Last Wednesday evening, the Graduate Student Council (GSC) denied funding for an event hosted by the Stanford Anscombe Society (SAS) following community outcry over alleged “anti-LGBT” content.

SAS’s April conference, titled “Communicating Values,” has a two-fold purpose, according to SAS president Judith Romea ’14, between educating attendees on the public policy issues surrounding marriage and family and exploring how media, entertainment and technology can be used to better facilitate the communication underlying marriage and the family.

SAS had sought $600 in honoraria funds from the GSC for conference speakers.

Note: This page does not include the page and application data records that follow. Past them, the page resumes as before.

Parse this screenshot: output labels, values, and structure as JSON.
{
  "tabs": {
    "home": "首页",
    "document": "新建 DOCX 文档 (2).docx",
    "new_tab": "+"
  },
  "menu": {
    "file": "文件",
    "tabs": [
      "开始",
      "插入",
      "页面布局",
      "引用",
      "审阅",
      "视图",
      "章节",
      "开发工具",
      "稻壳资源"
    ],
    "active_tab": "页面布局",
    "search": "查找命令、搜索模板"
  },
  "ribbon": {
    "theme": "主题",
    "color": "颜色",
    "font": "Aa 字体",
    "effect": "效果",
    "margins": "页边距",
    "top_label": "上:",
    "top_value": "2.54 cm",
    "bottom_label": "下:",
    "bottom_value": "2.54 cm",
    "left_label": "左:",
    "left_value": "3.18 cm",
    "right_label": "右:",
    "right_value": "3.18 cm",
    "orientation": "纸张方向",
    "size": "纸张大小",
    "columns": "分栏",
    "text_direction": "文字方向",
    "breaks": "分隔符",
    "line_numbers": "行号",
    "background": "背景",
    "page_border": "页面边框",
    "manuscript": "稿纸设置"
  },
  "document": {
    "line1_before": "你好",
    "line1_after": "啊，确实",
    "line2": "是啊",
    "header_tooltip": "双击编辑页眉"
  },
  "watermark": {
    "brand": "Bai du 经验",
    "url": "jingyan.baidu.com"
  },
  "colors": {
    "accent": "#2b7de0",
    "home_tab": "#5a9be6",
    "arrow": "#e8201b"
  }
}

However, members of GradQ, the queer graduate student organization, criticized the speaker list–which included Robert Lopez, Kellie Fiedorek and Ryan Anderson–as inappropriately controversial.

Bringing the speakers to Stanford would threaten the safety of campus for the queer population, according to Brianne Huntsman ’15, who started a Facebook event to organize a rally at the GSC meeting on Wednesday night.

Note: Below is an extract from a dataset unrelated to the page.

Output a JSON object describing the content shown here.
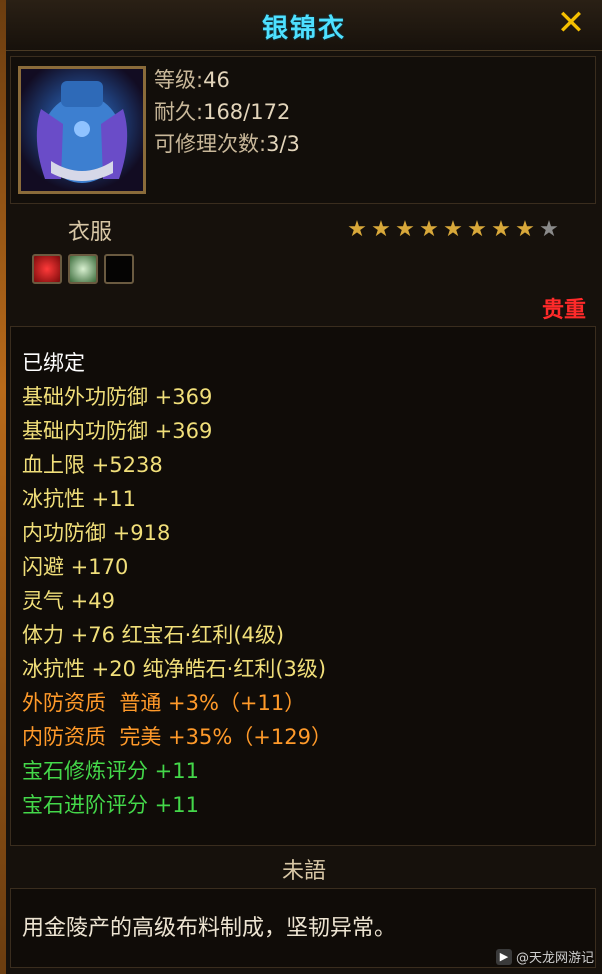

“A lot of students who are queer come to Stanford because it’s one of the most LGBT-friendly places in the world,” Huntsman said. “I grew up in Utah, where it was really conservative and a lot of us come from similar backgrounds, and we feel that we every time we go home. Stanford is supposed to be a safe space for us.”

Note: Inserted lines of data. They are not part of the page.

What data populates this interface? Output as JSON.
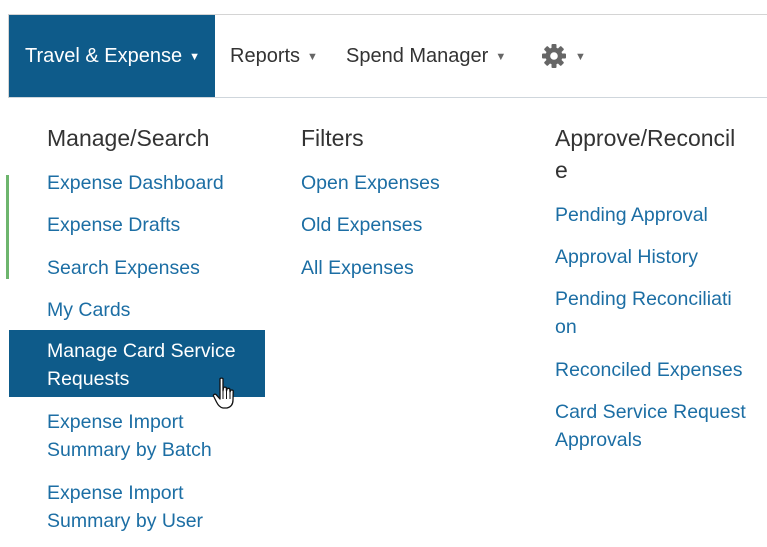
{
  "nav": {
    "items": [
      {
        "label": "Travel & Expense",
        "active": true
      },
      {
        "label": "Reports",
        "active": false
      },
      {
        "label": "Spend Manager",
        "active": false
      }
    ],
    "settings_icon": "gear-icon",
    "caret_icon": "caret-down-icon"
  },
  "menu": {
    "manage": {
      "heading": "Manage/Search",
      "links": [
        "Expense Dashboard",
        "Expense Drafts",
        "Search Expenses",
        "My Cards",
        "Manage Card Service Requests",
        "Expense Import Summary by Batch",
        "Expense Import Summary by User"
      ],
      "highlighted_index": 4
    },
    "filters": {
      "heading": "Filters",
      "links": [
        "Open Expenses",
        "Old Expenses",
        "All Expenses"
      ]
    },
    "approve": {
      "heading": "Approve/Reconcile",
      "links": [
        "Pending Approval",
        "Approval History",
        "Pending Reconciliation",
        "Reconciled Expenses",
        "Card Service Request Approvals"
      ]
    }
  },
  "colors": {
    "active_bg": "#0e5b8a",
    "link": "#1c6ea4",
    "heading": "#333333"
  },
  "cursor": "hand-pointer-icon"
}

Oh dear. Somebody didn’t like living in Provo. I suppose you have to go to a place as prestigious as Stanford to learn that having to hear arguments you don’t want to hear threatens your physical safety. And the student government at an actual university, where bona fide grown-ups pay lots of money to receive an education, agreed with this anti-intellectual nonsense.

Anderson is going to speak there anyway; the money was a standard request by a student group to help defer the cost of hotels and airfare for the speakers at an event — in this case, a conference put on by the Stanford Anscombe Society, a student organization named after English philosopher Elizabeth Anscombe, and dedicated to advancing discussion around the principles underlying traditional marriage, family, and teaching on sexuality. This is another useful opportunity to observe that Error Has No Rights, not even at Stanford. Like Anderson said on Twitter, “Welcome to the new normal.”